It was extremely useful, meanwhile, to find out that rumours of a military coup in 2009 were not entirely made up, and that Kayani had confided in the Americans that, if push came to shove, Zardari would be sent back into exile, partly in an attempt to keep Nawaz Sharif out of power, with Asfandyar Wali Khan being ensconced in the presidential palace. Which goes to show, obviously, how much a semblance of autonomous civilian rule matters to the GHQ. And if the American ambassador raised any objections, they went unmentioned in the relevant cable. No less salutary is the knowledge that the US decided against making any kind of noise about the Pakistani army’s abuses of human rights in Swat — amid powerful suspicions, mind you, that elements in the army (and particularly the ISI) continue to maintain links with jihadist militants.
Shaken by the emergence of home truths that were meant to remain concealed, the Pakistan government, after an emergency meeting or two, opted for the strategy of denigrating the WikiLeaks cables as worthless. The consequences were occasionally comical, not least when Karzai and Gillani faced the media following a meeting in Kabul — and offered a reasonably convincing impression of a Laurel & Hardy skit.
With a fraction of the WikiLeaks cables published thus far, the popular impression of how the world is run has already been transformed. Marginally, perhaps, but transformed nonetheless.
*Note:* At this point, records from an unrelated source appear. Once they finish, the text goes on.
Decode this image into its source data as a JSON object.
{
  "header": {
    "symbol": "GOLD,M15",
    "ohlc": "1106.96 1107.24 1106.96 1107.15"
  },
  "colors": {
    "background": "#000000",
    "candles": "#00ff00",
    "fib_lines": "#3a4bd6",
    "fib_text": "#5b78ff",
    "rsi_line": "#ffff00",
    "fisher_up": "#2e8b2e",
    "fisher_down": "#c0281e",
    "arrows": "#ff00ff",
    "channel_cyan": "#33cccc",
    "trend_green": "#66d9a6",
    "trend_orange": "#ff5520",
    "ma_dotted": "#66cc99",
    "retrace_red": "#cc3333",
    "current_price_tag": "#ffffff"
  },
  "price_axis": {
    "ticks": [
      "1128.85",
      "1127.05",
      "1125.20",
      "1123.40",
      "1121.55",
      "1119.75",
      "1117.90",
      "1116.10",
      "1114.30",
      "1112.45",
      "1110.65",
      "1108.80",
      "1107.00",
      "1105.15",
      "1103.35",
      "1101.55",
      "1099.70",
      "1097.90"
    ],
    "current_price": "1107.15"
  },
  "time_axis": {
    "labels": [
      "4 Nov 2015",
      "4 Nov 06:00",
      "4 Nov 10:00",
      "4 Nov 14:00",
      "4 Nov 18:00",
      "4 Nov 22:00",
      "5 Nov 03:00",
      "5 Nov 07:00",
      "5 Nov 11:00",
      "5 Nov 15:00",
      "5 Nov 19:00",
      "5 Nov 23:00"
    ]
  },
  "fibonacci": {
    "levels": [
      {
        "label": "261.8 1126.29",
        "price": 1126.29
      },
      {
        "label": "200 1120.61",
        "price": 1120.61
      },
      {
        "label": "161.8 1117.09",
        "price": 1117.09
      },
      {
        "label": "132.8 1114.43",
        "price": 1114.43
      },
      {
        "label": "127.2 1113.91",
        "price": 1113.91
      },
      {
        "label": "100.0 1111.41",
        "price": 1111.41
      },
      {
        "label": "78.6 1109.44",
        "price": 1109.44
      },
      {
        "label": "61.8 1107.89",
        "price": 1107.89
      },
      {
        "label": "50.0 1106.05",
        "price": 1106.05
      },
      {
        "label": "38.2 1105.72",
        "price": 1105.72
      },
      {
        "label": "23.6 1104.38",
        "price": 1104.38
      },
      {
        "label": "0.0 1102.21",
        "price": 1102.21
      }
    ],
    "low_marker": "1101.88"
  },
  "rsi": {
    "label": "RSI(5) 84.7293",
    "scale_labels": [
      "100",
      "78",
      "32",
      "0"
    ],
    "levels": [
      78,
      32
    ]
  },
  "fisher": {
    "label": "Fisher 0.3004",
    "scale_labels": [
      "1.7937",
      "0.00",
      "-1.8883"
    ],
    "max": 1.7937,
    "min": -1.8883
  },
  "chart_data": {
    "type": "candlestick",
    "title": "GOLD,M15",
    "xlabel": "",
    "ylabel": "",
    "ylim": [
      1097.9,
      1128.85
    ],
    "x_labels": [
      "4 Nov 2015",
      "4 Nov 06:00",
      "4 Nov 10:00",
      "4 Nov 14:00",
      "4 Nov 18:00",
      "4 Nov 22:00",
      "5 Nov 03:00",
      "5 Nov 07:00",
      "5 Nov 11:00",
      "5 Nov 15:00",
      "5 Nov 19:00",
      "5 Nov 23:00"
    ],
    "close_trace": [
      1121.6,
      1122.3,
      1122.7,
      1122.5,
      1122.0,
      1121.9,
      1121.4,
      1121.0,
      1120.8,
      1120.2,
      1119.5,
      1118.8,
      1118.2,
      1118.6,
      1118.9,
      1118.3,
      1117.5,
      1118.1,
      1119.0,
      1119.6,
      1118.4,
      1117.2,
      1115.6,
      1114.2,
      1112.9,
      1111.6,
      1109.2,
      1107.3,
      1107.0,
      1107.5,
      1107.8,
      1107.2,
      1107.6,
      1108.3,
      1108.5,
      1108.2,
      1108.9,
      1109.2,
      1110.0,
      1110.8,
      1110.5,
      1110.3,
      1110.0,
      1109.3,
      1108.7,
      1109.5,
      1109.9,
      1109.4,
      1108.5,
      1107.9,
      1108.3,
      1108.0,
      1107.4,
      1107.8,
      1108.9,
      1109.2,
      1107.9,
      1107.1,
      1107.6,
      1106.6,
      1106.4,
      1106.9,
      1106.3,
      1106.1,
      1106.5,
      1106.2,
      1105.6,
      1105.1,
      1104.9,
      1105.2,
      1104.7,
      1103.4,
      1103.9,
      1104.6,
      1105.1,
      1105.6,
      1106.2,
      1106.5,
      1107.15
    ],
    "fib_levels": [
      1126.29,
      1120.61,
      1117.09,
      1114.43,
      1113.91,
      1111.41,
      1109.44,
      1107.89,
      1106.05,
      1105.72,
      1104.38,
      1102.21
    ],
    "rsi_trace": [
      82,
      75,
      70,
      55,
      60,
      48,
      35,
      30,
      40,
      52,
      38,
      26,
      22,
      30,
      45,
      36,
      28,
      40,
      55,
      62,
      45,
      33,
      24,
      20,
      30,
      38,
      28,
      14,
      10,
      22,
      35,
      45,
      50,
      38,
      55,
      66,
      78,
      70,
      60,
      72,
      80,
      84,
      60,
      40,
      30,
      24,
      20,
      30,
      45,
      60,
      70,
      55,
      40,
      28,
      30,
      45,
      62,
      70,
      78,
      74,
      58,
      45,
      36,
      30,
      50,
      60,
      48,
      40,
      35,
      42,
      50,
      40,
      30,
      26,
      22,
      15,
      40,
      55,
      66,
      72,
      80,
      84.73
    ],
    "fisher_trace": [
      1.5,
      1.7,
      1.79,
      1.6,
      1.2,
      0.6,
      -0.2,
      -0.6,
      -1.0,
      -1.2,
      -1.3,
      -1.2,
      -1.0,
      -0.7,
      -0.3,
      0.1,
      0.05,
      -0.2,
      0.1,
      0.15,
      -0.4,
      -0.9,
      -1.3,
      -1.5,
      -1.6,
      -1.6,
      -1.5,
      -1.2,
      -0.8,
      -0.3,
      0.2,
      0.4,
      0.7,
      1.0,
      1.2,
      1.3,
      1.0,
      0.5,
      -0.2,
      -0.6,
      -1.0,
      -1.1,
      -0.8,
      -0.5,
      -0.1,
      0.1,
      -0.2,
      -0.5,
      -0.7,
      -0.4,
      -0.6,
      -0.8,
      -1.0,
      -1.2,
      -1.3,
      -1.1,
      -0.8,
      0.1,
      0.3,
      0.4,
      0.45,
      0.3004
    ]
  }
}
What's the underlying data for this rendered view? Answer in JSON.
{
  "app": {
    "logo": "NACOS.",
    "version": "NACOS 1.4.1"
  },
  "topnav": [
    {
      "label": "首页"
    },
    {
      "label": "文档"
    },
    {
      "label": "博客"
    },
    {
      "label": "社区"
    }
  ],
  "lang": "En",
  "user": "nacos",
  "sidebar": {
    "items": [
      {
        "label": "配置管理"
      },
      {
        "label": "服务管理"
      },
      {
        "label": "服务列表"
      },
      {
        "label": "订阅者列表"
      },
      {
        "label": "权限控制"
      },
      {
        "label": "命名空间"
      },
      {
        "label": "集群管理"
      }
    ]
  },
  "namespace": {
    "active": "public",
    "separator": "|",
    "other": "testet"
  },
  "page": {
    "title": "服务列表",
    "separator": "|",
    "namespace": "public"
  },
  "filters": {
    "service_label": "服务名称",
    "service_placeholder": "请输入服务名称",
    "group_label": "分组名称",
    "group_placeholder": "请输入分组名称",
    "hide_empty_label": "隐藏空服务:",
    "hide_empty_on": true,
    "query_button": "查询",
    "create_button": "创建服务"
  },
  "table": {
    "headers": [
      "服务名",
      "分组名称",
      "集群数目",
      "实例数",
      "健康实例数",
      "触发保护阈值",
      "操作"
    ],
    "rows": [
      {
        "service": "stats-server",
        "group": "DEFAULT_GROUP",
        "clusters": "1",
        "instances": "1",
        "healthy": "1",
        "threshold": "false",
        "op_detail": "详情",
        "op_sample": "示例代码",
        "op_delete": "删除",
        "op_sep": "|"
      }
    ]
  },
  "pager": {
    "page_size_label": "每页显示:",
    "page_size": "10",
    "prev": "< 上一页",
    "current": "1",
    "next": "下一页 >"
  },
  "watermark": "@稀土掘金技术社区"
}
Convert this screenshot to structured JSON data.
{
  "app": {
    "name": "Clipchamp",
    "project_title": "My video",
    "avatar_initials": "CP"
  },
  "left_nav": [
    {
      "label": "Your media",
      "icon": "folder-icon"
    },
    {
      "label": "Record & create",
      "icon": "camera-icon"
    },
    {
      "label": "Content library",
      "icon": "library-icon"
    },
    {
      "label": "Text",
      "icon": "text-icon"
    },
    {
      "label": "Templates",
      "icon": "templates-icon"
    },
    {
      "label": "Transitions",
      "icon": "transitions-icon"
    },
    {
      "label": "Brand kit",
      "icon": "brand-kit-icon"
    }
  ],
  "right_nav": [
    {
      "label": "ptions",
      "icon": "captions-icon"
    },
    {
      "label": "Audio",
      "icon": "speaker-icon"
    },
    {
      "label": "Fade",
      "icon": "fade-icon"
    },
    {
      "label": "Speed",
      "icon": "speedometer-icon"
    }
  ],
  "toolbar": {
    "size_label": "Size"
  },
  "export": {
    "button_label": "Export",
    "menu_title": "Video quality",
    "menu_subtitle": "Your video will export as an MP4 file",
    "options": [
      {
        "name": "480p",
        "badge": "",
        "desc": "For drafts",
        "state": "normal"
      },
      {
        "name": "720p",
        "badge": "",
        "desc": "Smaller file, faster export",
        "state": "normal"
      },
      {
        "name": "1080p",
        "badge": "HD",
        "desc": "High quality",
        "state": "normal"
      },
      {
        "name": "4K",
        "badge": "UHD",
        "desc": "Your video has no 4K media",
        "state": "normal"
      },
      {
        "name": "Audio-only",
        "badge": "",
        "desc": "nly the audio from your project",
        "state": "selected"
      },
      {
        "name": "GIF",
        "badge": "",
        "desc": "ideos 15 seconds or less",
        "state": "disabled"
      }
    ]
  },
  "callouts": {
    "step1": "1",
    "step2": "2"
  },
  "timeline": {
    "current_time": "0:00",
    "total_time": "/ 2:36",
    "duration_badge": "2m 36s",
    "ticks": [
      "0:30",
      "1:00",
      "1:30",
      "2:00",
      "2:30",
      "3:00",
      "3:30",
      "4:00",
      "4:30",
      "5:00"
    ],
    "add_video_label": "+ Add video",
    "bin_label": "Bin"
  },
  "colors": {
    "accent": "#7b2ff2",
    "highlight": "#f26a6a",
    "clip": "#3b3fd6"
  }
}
It is possible that future revelations from this particular cache won’t intrigue anyone other than students of world affairs. But the website’s efforts have certainly been worthwhile, especially if one takes into consideration previous leaks about the wars in Iraq and Afghanistan. Comparisons have been made with the leaking of the Pentagon Papers in 1971, an act that, by showing how the US government systematically lied to the American people about the Vietnam War, actually helped to end that war. It also led the person responsible, Daniel Ellsberg, to be dubbed “the most dangerous man in America” by none other than Henry Kissinger.
Ellsberg has consistently supported WikiLeaks, and when Assange first appeared in court in London, celebrity backers present at the premises included filmmaker Ken Loach, investigative journalist John Pilger and socialite/activist Jemima Khan, all of them offering to contribute towards a bail deposit. Should the US decide to take action against Assange, he will need — and deserve — all the support he can get. In the meantime, his efforts towards greater transparency can be appreciated and lauded without lapsing into hero-worship.
Efforts by elements in Pakistan, meanwhile, to classify Cablegate as a conspiracy against Pakistan and/or the Muslim world are beneath contempt. Notwithstanding Pakistan’s central position in international areas of concern, it’s not all about us — even though we are very much a part of the far more detailed picture of global affairs that is emerging in the wake of WikiLeaks.
This article originally appeared in the January 2011 issue of Newsline under the headline “Home Truths.”
Mahir Ali is an Australia-based journalist. He writes regularly for several Pakistani publications, including Newsline.